Dataset excerpts:
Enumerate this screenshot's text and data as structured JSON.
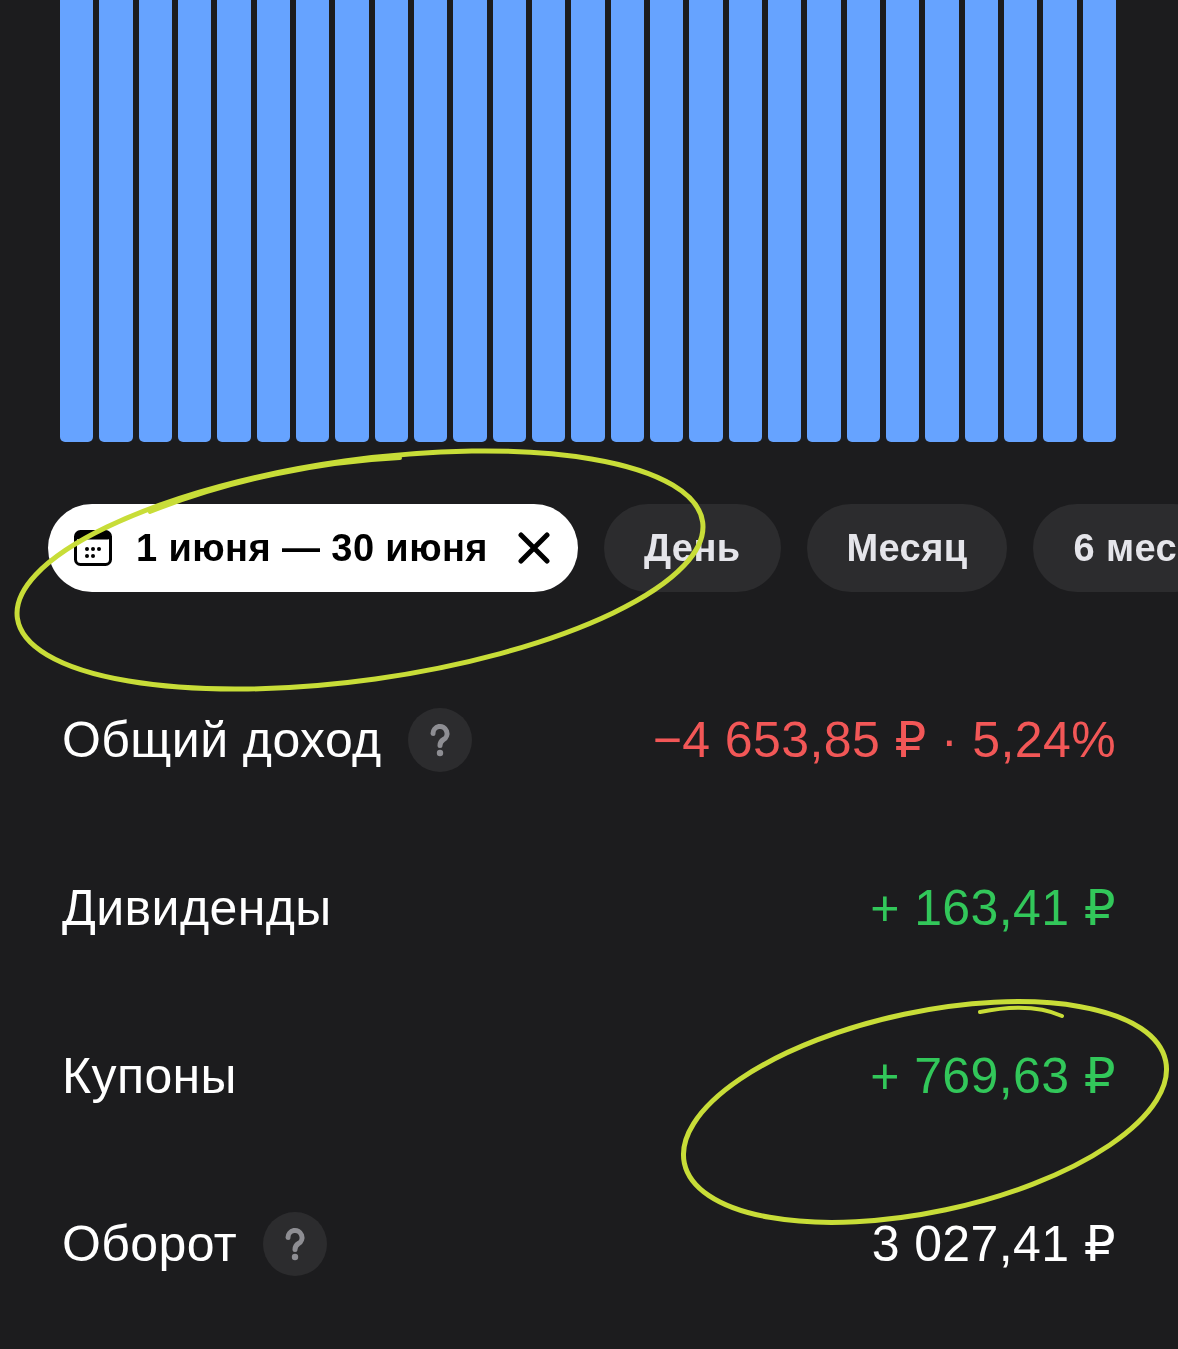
{
  "period_chips": [
    {
      "kind": "range",
      "label": "1 июня — 30 июня",
      "selected": true
    },
    {
      "kind": "preset",
      "label": "День",
      "selected": false
    },
    {
      "kind": "preset",
      "label": "Месяц",
      "selected": false
    },
    {
      "kind": "preset",
      "label": "6 мес",
      "selected": false
    }
  ],
  "summary_rows": [
    {
      "label": "Общий доход",
      "has_help": true,
      "value": "−4 653,85 ₽ · 5,24%",
      "color": "#f25757"
    },
    {
      "label": "Дивиденды",
      "has_help": false,
      "value": "+ 163,41 ₽",
      "color": "#32c75a"
    },
    {
      "label": "Купоны",
      "has_help": false,
      "value": "+ 769,63 ₽",
      "color": "#32c75a"
    },
    {
      "label": "Оборот",
      "has_help": true,
      "value": "3 027,41 ₽",
      "color": "#ffffff"
    }
  ]
}
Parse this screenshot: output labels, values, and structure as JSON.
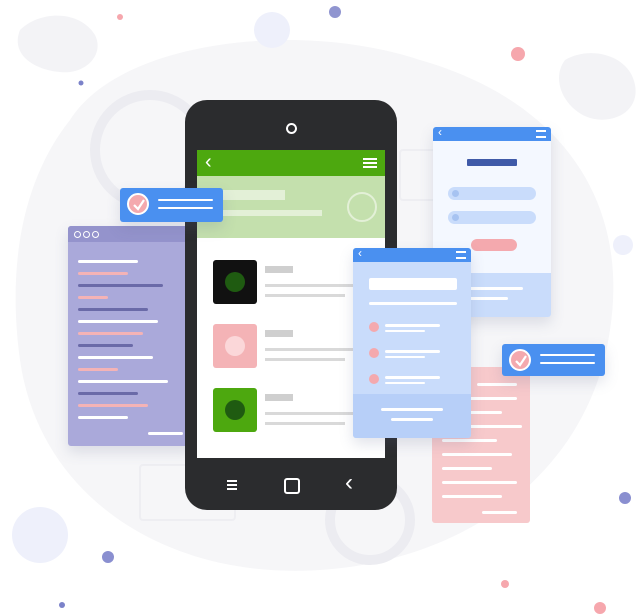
{
  "illustration": {
    "type": "mobile-app-development-illustration",
    "text_content": "none"
  },
  "colors": {
    "app_green": "#4da80f",
    "app_green_light": "#c4e0ad",
    "phone_frame": "#2b2c2e",
    "accent_blue": "#4a90f0",
    "panel_blue_light": "#c9dcfb",
    "code_panel_purple": "#aaa9da",
    "pink": "#f4b3b6",
    "pink_button": "#f4a9ae",
    "dot_purple": "#7b82c9",
    "dot_pink": "#f6a7ad"
  },
  "icons": {
    "phone_nav": [
      "menu-icon",
      "home-square-icon",
      "back-chevron-icon"
    ],
    "app_header": [
      "back-chevron-icon",
      "hamburger-menu-icon"
    ],
    "badges": [
      "checkmark-icon",
      "checkmark-icon"
    ]
  }
}
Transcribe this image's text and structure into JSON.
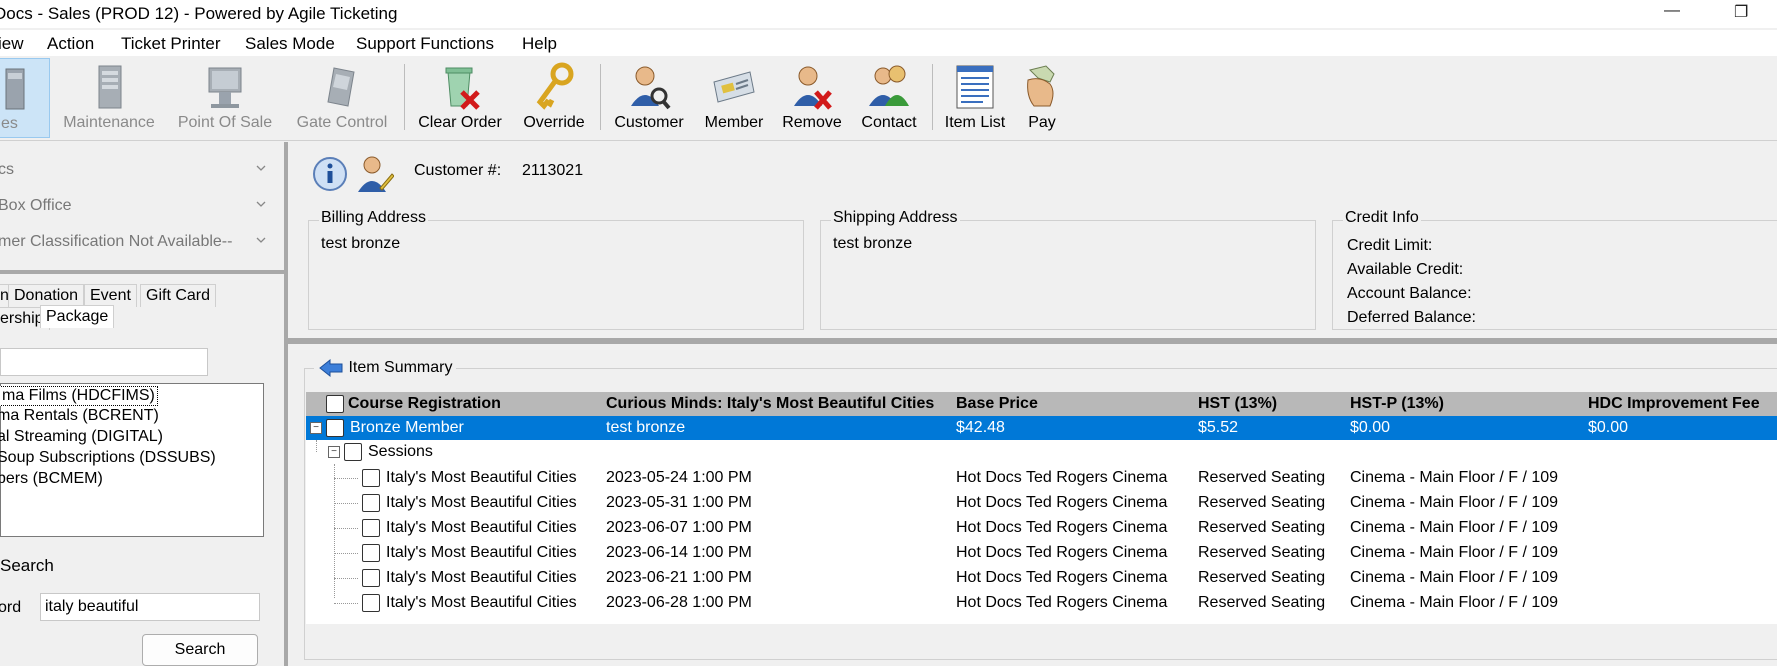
{
  "window": {
    "title": "Docs - Sales (PROD 12) - Powered by Agile Ticketing"
  },
  "menu": [
    "iew",
    "Action",
    "Ticket Printer",
    "Sales Mode",
    "Support Functions",
    "Help"
  ],
  "toolbar": {
    "sales": "es",
    "maintenance": "Maintenance",
    "point_of_sale": "Point Of Sale",
    "gate_control": "Gate Control",
    "clear_order": "Clear Order",
    "override": "Override",
    "customer": "Customer",
    "member": "Member",
    "remove": "Remove",
    "contact": "Contact",
    "item_list": "Item List",
    "pay": "Pay"
  },
  "left": {
    "combo1": "cs",
    "combo2": "Box Office",
    "combo3": "mer Classification Not Available--",
    "tabs_row1": [
      "n",
      "Donation",
      "Event",
      "Gift Card"
    ],
    "tabs_row2": [
      "ership",
      "Package"
    ],
    "filter_value": "",
    "list_items": [
      "ma Films  (HDCFIMS)",
      "ma Rentals  (BCRENT)",
      "al Streaming  (DIGITAL)",
      "Soup Subscriptions  (DSSUBS)",
      "bers  (BCMEM)"
    ],
    "search_label": "Search",
    "keyword_label": "ord",
    "keyword_value": "italy beautiful",
    "search_button": "Search"
  },
  "customer": {
    "number_label": "Customer #:",
    "number_value": "2113021",
    "billing_title": "Billing Address",
    "billing_value": "test bronze",
    "shipping_title": "Shipping Address",
    "shipping_value": "test bronze",
    "credit_title": "Credit Info",
    "credit_limit": "Credit Limit:",
    "available_credit": "Available Credit:",
    "account_balance": "Account Balance:",
    "deferred_balance": "Deferred Balance:"
  },
  "items": {
    "title": "Item Summary",
    "columns": [
      "Course Registration",
      "Curious Minds: Italy's Most Beautiful Cities",
      "Base Price",
      "HST (13%)",
      "HST-P (13%)",
      "HDC Improvement Fee"
    ],
    "member_row": [
      "Bronze Member",
      "test bronze",
      "$42.48",
      "$5.52",
      "$0.00",
      "$0.00"
    ],
    "sessions_label": "Sessions",
    "sessions": [
      [
        "Italy's Most Beautiful Cities",
        "2023-05-24 1:00 PM",
        "Hot Docs Ted Rogers Cinema",
        "Reserved Seating",
        "Cinema - Main Floor / F / 109"
      ],
      [
        "Italy's Most Beautiful Cities",
        "2023-05-31 1:00 PM",
        "Hot Docs Ted Rogers Cinema",
        "Reserved Seating",
        "Cinema - Main Floor / F / 109"
      ],
      [
        "Italy's Most Beautiful Cities",
        "2023-06-07 1:00 PM",
        "Hot Docs Ted Rogers Cinema",
        "Reserved Seating",
        "Cinema - Main Floor / F / 109"
      ],
      [
        "Italy's Most Beautiful Cities",
        "2023-06-14 1:00 PM",
        "Hot Docs Ted Rogers Cinema",
        "Reserved Seating",
        "Cinema - Main Floor / F / 109"
      ],
      [
        "Italy's Most Beautiful Cities",
        "2023-06-21 1:00 PM",
        "Hot Docs Ted Rogers Cinema",
        "Reserved Seating",
        "Cinema - Main Floor / F / 109"
      ],
      [
        "Italy's Most Beautiful Cities",
        "2023-06-28 1:00 PM",
        "Hot Docs Ted Rogers Cinema",
        "Reserved Seating",
        "Cinema - Main Floor / F / 109"
      ]
    ]
  },
  "colors": {
    "selection": "#0078d7",
    "header": "#b8b8b8",
    "splitter": "#a8a8a8"
  }
}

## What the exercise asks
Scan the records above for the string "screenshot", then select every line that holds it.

## Response to this exercise
Enumerate this screenshot's text and data as structured JSON.
Parse this screenshot: output labels, values, and structure as JSON.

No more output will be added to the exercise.